Miss Vincent, I don’t know if you’ll ever read this post, but know that I am indebted to you and your magazine! I’m already looking forward to sending my next story to you and hope it will do even better. I’m also indebted to the magazine’s blog for providing me with a formula that greatly improved my ability to write flash fiction. That post, “The Hollywood Formula – Flash Style!” is a great resource for anyone trying to condense a story down into a flash format.

  • Nonfiction: 202
  • Planning and outlining: 000
  • Short Fiction: 000
  • Novel Fiction: 000
  • Salable words: 000

Total Fiction for Month: 56,303

Total Salable for Month: 13,940

Total Fiction for Challenge Year: 106,526

Total Salable for Challenge Year: 24,884

Brevity in Flash Fiction

One of my favorite sources for great flash fiction is the aptly named ezine Flash Fiction Online.  Another is the Daily Science Fiction, although they do not solely publish flash fiction.  They prefer shorter fiction for first time buys, so I have always tried to gear my submissions to Daily Science Fiction with that in mind.  In fact, of the numerous tales I have sent to them (16 as of this writing), it was the 11th one that made it to the second – and final – round of selection.  It was also my shortest, at just 273 words.  It has yet to be published, but hopefully a home will be found soon.

I find myself writing more and more flash fiction as the months go by, and my main hang-up is keeping my tendency for verbosity down.  If brevity is the soul of wit then I’m lacking in the wits department!  As frustrating as it can be, it’s a great exercise for a writer to try and be as concise as possible.  The words do add up, whether one is writing a story that’s only a sentence long or an entire novel or series of novels.  There comes a point when you need to rein them in.

Take “Fallout Ariel”, the flash fiction piece I finished the rough draft of today.  It’s a lengthy 1,650 words.  To be considered a flash piece by most markets it will need to be at least 1,000 words.  That’s a lot of shaving, but that’s to be expected from me.  I will probably re-read the rough draft and then rewrite the story entirely.  I have some ideas of how I want to change up the plot to make it a better tale.  After that, the story will need to be tightened.

By tomorrow night I’ll have a tangible example to show of the process I go through from rough draft to revised draft to final draft (Or as many revisions as are needed before arriving at the final draft).  Each story requires different things of me, which is what keeps things interesting.

Suzanne Vincent, the editor of Flash Fiction online, has a great article on managing story length.  It’s been a tremendous help to me, and if you’re into writing fiction (flash or otherwise) you owe it to your self to give it a read.  Not only is it good advice, but it comes from an editor!  You know, one of the people who determines the life or death of your story once you release it into the wild lands known only as “Submitted.”  It never hurts to see how they think and to know what they look for.

Submission Sunday – Week Ending 02-09-14

Well, this past week hasn’t been very productive in terms of new writing.
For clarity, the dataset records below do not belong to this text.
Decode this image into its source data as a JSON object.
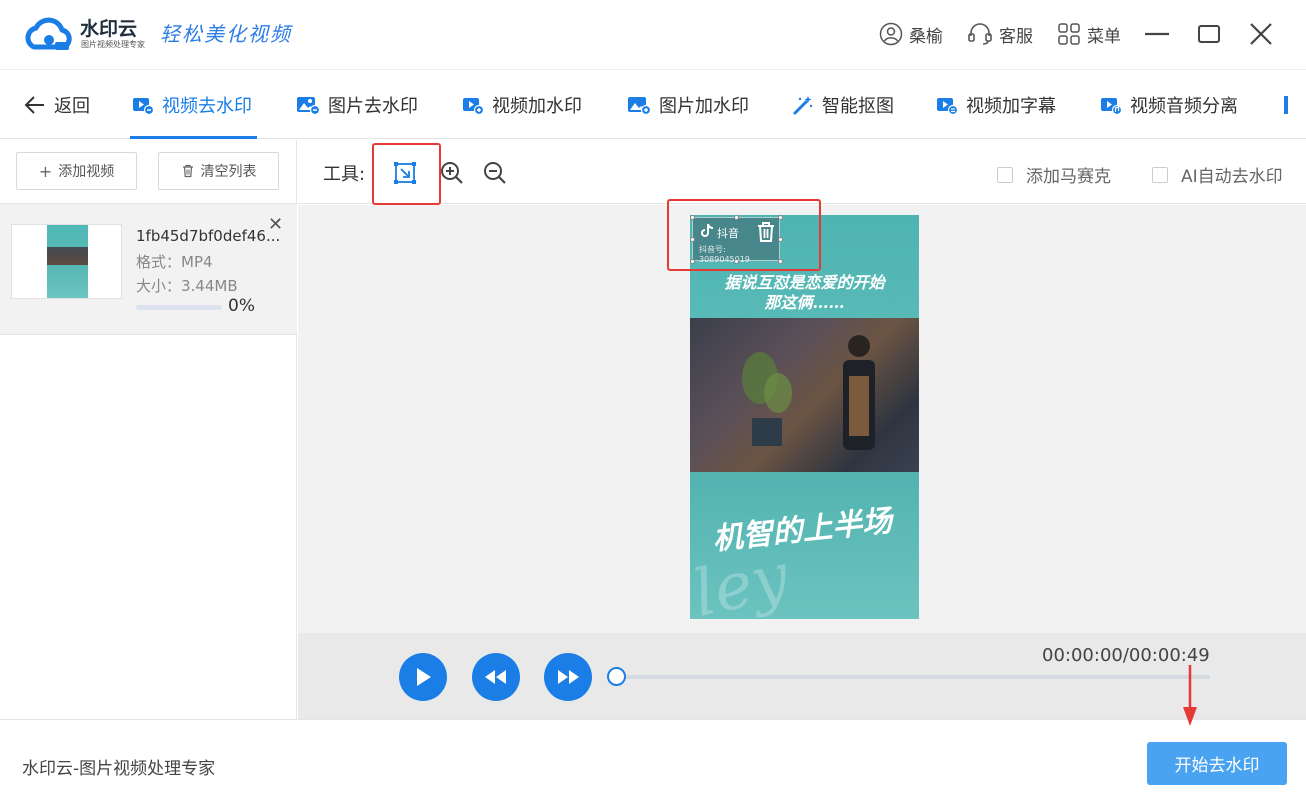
{
  "app": {
    "brand_name": "水印云",
    "brand_sub": "图片视频处理专家",
    "slogan": "轻松美化视频"
  },
  "titlebar": {
    "user_label": "桑榆",
    "service_label": "客服",
    "menu_label": "菜单"
  },
  "tabs": {
    "back_label": "返回",
    "items": [
      {
        "label": "视频去水印",
        "active": true
      },
      {
        "label": "图片去水印",
        "active": false
      },
      {
        "label": "视频加水印",
        "active": false
      },
      {
        "label": "图片加水印",
        "active": false
      },
      {
        "label": "智能抠图",
        "active": false
      },
      {
        "label": "视频加字幕",
        "active": false
      },
      {
        "label": "视频音频分离",
        "active": false
      }
    ]
  },
  "sidebar": {
    "add_video_label": "添加视频",
    "clear_list_label": "清空列表",
    "file": {
      "name": "1fb45d7bf0def46...",
      "format_label": "格式：MP4",
      "size_label": "大小：3.44MB",
      "progress_text": "0%",
      "progress": 0.0
    }
  },
  "toolbar": {
    "tools_label": "工具:",
    "mosaic_label": "添加马赛克",
    "ai_label": "AI自动去水印"
  },
  "video": {
    "watermark_app": "抖音",
    "watermark_id": "抖音号: 3089045019",
    "caption_line1": "据说互怼是恋爱的开始",
    "caption_line2": "那这俩……",
    "big_title": "机智的上半场",
    "script_text": "ley our"
  },
  "player": {
    "time": "00:00:00/00:00:49",
    "seek_fraction": 0.0
  },
  "footer": {
    "text": "水印云-图片视频处理专家",
    "start_label": "开始去水印"
  },
  "colors": {
    "accent": "#1a7ee6",
    "start_button": "#4aa3f0",
    "highlight": "#e53935"
  }
}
I’ve been working on some concepts, but no rough drafts have been written at all. This was a combination of work interference, snow interference, automobile interference, and general laziness. I have a bad habit of tacking one big thing and then being done for the day.

Anyway, today I spent a lot of time getting a bunch of stories resubmitted. Here we go:
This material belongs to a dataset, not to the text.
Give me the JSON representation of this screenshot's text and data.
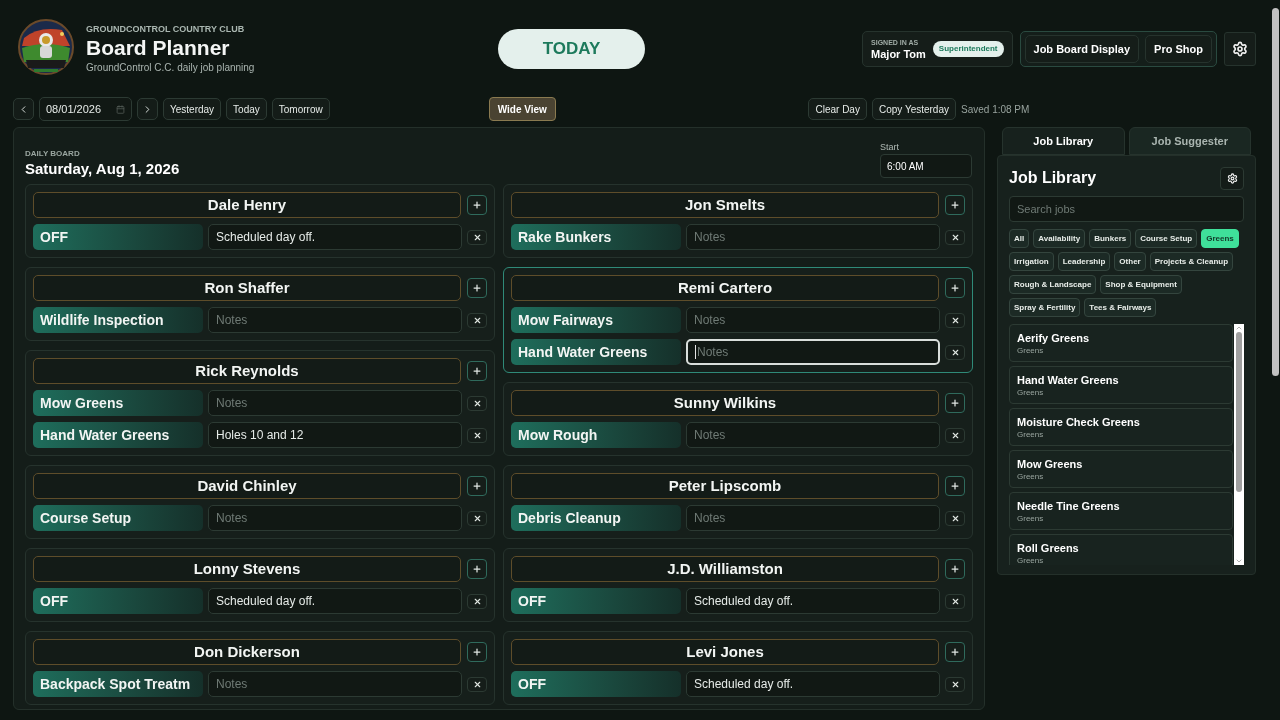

Summary: 0 New, 9 Resubmissions


“False Light” resubmitted to Daily Science Fiction.

“Flickering Freedom” resubmitted to Flash Fiction Online.

“Sand” resubmitted to The Dark Magazine.

“Familial Obligation” resubmitted to Apex.

“A Necessary Sacrifice” resubmitted to Asimov’s.

“Water Cursed, Earth Atoned” resubmitted to Lightspeed.

“Subroutine” resubmitted to LORE.

“Beneficent” resubmitted to the Intergalactic Medicine Show.

“An Unquiet Peace” resubmitted to BuzzyMag.